How bad is the DRAM market right now? The first-quarter pricing decline is the worst since 2011. A shortage of low-end CPUs is exacerbating the problem, eliminating an avenue for demand growth. "The overall market has thus entered freefall, meaning that large reductions in prices aren't going to be effective in driving sales," according to DRAMeXchange.
In other words, about as bad as it gets.
Investors may be in for a shock
Micron, which manufactures both DRAM and NAND memory chips, will report its fiscal second-quarter results on March 20. It already wasn't going to be pretty. The midpoint of Micron's guidance calls for revenue to drop by 18% compared to the prior-year period. Adjusted earnings per share are expected to tumble by 61%, the result of sluggish demand and prices dropping faster than Micron's per-bit costs.
Micron's results may come up short of its pessimistic guidance, but its outlook will pose the biggest problem for the stock. Shares of Micron have rallied this year, partly due to the hope that the company will turn the corner sooner rather than later. That now appears unlikely. Given the severity of the price declines in the DRAM market, this downturn could be just as bad as downturns of the past.
Analysts at Susquehanna are expecting Micron to whiff on its outlook. With chip pricing below expectations, analyst Mehdi Hosseini sees excess inventory keeping margins depressed through the second half of the year. Hosseini is neutral on the stock, but he expects Micron's outlook to come in far below the consensus.
Micron stock is not cheap
Shares of Micron look tantalizingly cheap. The stock trades for less than four times fiscal 2018 adjusted earnings and around 5.3 times the consensus analyst estimate for fiscal 2019 adjusted earnings. But that consensus estimate is almost certainly too optimistic. Exactly where Micron's earnings bottom out remains to be seen.
It could be squarely in positive territory if demand picks back up later this year, or it could be in negative territory if this downturn is like previous downturns. Micron posted net losses in fiscal 2009, 2012, and 2016.
Relative to tangible book value, which is a useful metric to look at historically for a commodity manufacturer like Micron, the stock is still well above the lows it typically plumbs during downturns. Shares currently go for around 1.4 times tangible book; that ratio has bottomed out below 1 in each of the past two downturns.
This downturn in the DRAM market doesn't look "muted" or "dampened" at all.

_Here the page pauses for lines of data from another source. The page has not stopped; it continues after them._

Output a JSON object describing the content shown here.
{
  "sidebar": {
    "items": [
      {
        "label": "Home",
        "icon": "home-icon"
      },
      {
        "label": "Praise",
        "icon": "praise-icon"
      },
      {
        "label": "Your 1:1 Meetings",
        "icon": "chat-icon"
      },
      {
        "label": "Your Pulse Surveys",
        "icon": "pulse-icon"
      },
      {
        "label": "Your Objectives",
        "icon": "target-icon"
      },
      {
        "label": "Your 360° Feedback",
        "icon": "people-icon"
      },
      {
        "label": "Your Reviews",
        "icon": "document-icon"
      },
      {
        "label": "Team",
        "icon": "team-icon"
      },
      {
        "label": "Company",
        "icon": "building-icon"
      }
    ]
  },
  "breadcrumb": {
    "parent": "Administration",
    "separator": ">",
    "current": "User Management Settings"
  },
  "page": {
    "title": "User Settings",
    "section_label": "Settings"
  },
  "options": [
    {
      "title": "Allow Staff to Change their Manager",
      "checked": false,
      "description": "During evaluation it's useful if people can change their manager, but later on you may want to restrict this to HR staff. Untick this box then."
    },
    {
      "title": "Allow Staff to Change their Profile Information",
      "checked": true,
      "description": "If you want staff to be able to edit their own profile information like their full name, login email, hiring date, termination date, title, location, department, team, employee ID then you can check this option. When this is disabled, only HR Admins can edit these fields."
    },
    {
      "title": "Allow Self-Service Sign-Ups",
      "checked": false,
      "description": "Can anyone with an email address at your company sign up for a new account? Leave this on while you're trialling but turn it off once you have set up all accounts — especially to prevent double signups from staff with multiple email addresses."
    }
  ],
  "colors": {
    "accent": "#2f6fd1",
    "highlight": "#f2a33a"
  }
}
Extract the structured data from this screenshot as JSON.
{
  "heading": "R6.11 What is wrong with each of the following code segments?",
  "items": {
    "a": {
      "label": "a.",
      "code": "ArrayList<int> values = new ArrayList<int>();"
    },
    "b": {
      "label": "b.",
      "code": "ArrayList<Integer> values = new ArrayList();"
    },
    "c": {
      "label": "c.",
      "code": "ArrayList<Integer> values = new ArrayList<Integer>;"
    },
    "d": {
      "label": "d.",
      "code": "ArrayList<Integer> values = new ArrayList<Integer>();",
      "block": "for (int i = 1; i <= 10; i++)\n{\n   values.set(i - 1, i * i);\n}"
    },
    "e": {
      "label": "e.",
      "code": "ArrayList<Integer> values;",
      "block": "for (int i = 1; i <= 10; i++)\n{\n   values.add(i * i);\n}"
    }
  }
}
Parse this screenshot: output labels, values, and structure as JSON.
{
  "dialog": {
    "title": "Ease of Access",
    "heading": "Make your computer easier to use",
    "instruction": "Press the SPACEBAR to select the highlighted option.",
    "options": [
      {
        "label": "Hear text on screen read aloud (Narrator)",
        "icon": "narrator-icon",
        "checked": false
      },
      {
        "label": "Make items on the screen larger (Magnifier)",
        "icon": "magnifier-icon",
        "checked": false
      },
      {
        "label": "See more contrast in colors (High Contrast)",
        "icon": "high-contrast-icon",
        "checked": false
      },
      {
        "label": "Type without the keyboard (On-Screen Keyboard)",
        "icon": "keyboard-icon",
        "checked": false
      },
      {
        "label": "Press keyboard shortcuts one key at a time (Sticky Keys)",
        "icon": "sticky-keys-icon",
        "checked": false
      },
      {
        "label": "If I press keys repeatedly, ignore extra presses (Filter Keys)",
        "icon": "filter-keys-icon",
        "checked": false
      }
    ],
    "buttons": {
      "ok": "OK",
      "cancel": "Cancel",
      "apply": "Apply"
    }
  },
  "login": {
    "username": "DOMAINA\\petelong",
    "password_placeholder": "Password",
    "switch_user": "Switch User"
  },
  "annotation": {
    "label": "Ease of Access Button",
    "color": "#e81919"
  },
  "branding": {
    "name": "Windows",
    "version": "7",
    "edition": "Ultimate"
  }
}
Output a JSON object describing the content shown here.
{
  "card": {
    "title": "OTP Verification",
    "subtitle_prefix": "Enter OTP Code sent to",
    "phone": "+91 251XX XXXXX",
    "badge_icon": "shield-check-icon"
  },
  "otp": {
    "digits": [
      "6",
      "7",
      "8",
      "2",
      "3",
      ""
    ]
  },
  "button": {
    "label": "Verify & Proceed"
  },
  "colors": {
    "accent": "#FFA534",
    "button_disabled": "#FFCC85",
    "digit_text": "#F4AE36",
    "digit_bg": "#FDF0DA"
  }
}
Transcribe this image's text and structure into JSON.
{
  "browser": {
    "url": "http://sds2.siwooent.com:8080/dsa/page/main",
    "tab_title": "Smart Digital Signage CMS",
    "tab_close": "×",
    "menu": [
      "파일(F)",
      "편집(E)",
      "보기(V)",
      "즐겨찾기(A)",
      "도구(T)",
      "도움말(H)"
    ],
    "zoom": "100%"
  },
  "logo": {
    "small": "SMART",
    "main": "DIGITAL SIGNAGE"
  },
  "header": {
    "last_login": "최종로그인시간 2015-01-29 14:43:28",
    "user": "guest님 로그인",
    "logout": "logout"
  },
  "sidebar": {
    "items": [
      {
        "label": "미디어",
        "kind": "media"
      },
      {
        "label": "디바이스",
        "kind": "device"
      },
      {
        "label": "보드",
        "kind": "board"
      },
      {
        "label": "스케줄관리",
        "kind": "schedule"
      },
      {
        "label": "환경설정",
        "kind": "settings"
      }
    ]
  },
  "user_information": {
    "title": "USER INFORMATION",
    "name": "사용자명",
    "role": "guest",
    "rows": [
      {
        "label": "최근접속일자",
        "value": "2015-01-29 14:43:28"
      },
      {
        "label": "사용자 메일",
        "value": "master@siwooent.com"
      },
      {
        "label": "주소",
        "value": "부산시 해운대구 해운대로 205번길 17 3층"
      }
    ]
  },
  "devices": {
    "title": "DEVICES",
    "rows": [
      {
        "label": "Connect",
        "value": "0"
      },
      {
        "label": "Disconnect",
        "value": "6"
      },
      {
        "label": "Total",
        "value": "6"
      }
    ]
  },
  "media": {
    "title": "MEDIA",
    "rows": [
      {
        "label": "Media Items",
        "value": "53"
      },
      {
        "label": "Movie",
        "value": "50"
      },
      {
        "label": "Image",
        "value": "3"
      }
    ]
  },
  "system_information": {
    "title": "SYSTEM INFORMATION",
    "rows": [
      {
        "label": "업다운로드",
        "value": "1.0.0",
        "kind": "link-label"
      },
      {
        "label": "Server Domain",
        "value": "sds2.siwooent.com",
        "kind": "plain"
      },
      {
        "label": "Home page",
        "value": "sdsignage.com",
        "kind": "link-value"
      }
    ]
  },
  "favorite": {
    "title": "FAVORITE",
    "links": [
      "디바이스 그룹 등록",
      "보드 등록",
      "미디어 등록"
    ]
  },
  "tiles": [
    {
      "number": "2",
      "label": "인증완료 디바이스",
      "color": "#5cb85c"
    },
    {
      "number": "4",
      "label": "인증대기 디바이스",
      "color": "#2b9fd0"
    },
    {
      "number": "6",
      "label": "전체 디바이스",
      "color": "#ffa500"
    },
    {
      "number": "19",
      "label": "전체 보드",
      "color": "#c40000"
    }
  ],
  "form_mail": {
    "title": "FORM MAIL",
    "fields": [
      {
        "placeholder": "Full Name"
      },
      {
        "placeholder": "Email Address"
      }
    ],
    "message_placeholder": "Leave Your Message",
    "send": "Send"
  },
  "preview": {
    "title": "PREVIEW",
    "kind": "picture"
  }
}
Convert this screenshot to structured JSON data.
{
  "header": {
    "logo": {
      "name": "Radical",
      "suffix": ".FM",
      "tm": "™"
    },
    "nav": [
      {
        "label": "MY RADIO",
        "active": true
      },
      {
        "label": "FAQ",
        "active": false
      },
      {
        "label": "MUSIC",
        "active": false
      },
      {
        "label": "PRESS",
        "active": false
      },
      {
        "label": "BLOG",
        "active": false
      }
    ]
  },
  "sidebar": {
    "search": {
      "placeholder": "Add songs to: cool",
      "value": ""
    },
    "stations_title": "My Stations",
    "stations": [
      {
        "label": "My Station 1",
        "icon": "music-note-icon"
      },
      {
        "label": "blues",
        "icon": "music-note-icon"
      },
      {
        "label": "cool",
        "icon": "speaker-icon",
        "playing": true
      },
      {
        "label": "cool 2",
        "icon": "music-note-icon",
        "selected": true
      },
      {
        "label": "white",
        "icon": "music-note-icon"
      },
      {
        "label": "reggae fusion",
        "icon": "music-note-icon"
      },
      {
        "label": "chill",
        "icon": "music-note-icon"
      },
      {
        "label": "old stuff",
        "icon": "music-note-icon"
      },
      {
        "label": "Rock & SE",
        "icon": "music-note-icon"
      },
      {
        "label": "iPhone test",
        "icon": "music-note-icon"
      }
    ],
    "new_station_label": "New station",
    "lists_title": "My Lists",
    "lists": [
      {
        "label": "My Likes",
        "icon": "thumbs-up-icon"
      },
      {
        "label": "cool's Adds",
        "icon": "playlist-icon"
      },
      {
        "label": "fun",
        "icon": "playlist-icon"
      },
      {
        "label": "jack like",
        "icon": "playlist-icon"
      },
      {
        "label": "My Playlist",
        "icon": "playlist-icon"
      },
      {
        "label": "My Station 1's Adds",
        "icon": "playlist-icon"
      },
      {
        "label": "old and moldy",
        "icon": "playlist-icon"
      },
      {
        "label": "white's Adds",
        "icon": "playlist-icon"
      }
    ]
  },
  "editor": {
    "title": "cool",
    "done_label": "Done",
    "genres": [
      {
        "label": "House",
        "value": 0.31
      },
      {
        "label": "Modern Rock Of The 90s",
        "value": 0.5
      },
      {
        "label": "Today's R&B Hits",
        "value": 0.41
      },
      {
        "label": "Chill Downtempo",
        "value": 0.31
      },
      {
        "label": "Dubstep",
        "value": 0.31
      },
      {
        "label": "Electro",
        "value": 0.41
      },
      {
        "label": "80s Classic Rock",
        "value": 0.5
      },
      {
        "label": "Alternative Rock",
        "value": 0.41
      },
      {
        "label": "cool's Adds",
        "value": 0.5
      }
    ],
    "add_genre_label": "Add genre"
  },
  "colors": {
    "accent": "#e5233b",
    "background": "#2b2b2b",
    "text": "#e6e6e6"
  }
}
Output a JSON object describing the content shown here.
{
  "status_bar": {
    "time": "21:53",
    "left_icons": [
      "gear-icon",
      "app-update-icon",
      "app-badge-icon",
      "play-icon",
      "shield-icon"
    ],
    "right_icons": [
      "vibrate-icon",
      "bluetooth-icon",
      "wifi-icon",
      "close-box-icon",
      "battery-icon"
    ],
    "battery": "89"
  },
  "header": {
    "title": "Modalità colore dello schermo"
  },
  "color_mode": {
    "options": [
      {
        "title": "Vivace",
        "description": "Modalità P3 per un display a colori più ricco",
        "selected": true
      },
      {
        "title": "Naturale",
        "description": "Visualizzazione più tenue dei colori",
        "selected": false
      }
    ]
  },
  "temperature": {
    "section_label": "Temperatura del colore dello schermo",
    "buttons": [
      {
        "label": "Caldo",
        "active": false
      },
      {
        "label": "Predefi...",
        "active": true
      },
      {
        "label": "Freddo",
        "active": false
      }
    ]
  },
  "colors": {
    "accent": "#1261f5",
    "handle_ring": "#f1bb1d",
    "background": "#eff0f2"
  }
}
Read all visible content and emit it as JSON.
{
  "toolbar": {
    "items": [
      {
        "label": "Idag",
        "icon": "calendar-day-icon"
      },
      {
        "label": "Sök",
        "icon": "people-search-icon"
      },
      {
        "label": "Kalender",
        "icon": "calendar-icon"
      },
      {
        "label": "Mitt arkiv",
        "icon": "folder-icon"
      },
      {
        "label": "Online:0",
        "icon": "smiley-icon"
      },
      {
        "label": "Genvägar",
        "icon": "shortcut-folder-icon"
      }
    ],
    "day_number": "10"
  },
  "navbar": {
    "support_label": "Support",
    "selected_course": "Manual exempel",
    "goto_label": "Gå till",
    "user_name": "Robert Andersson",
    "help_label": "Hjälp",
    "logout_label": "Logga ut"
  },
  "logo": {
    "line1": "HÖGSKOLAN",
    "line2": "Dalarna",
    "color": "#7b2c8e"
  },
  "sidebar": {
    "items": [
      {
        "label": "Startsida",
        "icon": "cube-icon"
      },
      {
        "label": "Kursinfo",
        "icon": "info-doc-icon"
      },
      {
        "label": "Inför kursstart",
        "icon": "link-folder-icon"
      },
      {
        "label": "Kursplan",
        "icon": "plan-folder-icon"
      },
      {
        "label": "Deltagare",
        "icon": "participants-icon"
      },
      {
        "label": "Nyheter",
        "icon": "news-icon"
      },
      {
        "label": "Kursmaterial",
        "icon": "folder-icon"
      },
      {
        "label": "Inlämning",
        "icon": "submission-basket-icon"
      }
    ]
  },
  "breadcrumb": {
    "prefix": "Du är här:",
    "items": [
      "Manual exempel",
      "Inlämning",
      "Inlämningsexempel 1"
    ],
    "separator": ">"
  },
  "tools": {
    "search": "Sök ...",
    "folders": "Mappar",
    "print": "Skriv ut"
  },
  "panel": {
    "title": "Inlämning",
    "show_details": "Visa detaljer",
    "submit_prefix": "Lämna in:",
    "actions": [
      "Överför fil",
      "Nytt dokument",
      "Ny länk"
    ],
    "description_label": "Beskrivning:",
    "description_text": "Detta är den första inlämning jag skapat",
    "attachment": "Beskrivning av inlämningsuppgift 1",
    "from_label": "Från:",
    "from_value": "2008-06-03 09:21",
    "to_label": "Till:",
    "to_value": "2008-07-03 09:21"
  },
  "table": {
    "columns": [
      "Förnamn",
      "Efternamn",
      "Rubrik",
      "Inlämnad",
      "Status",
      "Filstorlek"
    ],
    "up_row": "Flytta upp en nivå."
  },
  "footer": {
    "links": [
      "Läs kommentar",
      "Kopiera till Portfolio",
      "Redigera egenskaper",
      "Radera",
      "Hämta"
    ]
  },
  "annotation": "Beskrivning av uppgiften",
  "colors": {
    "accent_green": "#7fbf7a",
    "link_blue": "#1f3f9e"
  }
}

It looks like the worst downturn in a long time. Micron investors should brace themselves for a rough earnings report later this month.